━━ Task inputs

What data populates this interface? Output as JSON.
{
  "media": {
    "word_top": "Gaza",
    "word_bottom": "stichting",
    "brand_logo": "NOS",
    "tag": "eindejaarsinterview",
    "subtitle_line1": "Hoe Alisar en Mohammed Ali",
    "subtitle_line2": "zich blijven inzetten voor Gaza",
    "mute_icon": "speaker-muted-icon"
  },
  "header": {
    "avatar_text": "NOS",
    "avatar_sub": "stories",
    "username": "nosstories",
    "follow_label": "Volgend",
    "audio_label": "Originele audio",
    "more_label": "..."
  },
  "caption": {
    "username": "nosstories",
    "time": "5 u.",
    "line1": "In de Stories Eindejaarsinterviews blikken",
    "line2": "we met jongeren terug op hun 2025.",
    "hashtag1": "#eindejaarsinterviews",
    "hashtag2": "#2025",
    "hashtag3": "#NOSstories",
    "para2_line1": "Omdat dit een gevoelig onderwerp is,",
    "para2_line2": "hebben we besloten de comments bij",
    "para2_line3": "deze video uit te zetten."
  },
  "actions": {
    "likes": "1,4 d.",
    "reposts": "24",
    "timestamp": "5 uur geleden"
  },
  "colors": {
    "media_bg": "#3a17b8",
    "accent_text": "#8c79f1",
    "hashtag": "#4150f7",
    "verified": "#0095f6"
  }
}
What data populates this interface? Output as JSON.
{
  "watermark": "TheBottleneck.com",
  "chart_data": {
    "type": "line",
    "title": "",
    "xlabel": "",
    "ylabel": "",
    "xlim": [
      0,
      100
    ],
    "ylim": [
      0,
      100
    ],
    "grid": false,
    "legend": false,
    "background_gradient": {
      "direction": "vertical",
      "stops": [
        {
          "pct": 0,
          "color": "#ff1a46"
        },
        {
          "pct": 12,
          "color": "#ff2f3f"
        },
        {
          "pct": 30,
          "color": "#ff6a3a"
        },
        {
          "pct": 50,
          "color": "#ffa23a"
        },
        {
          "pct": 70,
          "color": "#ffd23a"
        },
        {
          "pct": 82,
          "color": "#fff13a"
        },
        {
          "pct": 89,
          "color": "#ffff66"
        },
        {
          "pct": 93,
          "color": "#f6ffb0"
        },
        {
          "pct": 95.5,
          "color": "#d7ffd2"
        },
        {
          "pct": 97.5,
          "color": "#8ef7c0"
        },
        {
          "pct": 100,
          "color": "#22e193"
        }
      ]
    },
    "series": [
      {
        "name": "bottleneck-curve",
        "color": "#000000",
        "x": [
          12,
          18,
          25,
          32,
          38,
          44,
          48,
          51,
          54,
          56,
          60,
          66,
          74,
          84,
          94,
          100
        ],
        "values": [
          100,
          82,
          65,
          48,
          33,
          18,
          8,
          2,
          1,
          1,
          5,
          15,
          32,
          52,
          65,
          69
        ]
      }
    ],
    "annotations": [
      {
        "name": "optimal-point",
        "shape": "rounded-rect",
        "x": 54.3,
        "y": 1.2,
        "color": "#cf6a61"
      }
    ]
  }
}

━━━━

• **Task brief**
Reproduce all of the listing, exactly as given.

• **Written solution**
What data populates this interface? Output as JSON.
{
  "media": {
    "word_top": "Gaza",
    "word_bottom": "stichting",
    "brand_logo": "NOS",
    "tag": "eindejaarsinterview",
    "subtitle_line1": "Hoe Alisar en Mohammed Ali",
    "subtitle_line2": "zich blijven inzetten voor Gaza",
    "mute_icon": "speaker-muted-icon"
  },
  "header": {
    "avatar_text": "NOS",
    "avatar_sub": "stories",
    "username": "nosstories",
    "follow_label": "Volgend",
    "audio_label": "Originele audio",
    "more_label": "..."
  },
  "caption": {
    "username": "nosstories",
    "time": "5 u.",
    "line1": "In de Stories Eindejaarsinterviews blikken",
    "line2": "we met jongeren terug op hun 2025.",
    "hashtag1": "#eindejaarsinterviews",
    "hashtag2": "#2025",
    "hashtag3": "#NOSstories",
    "para2_line1": "Omdat dit een gevoelig onderwerp is,",
    "para2_line2": "hebben we besloten de comments bij",
    "para2_line3": "deze video uit te zetten."
  },
  "actions": {
    "likes": "1,4 d.",
    "reposts": "24",
    "timestamp": "5 uur geleden"
  },
  "colors": {
    "media_bg": "#3a17b8",
    "accent_text": "#8c79f1",
    "hashtag": "#4150f7",
    "verified": "#0095f6"
  }
}
What data populates this interface? Output as JSON.
{
  "watermark": "TheBottleneck.com",
  "chart_data": {
    "type": "line",
    "title": "",
    "xlabel": "",
    "ylabel": "",
    "xlim": [
      0,
      100
    ],
    "ylim": [
      0,
      100
    ],
    "grid": false,
    "legend": false,
    "background_gradient": {
      "direction": "vertical",
      "stops": [
        {
          "pct": 0,
          "color": "#ff1a46"
        },
        {
          "pct": 12,
          "color": "#ff2f3f"
        },
        {
          "pct": 30,
          "color": "#ff6a3a"
        },
        {
          "pct": 50,
          "color": "#ffa23a"
        },
        {
          "pct": 70,
          "color": "#ffd23a"
        },
        {
          "pct": 82,
          "color": "#fff13a"
        },
        {
          "pct": 89,
          "color": "#ffff66"
        },
        {
          "pct": 93,
          "color": "#f6ffb0"
        },
        {
          "pct": 95.5,
          "color": "#d7ffd2"
        },
        {
          "pct": 97.5,
          "color": "#8ef7c0"
        },
        {
          "pct": 100,
          "color": "#22e193"
        }
      ]
    },
    "series": [
      {
        "name": "bottleneck-curve",
        "color": "#000000",
        "x": [
          12,
          18,
          25,
          32,
          38,
          44,
          48,
          51,
          54,
          56,
          60,
          66,
          74,
          84,
          94,
          100
        ],
        "values": [
          100,
          82,
          65,
          48,
          33,
          18,
          8,
          2,
          1,
          1,
          5,
          15,
          32,
          52,
          65,
          69
        ]
      }
    ],
    "annotations": [
      {
        "name": "optimal-point",
        "shape": "rounded-rect",
        "x": 54.3,
        "y": 1.2,
        "color": "#cf6a61"
      }
    ]
  }
}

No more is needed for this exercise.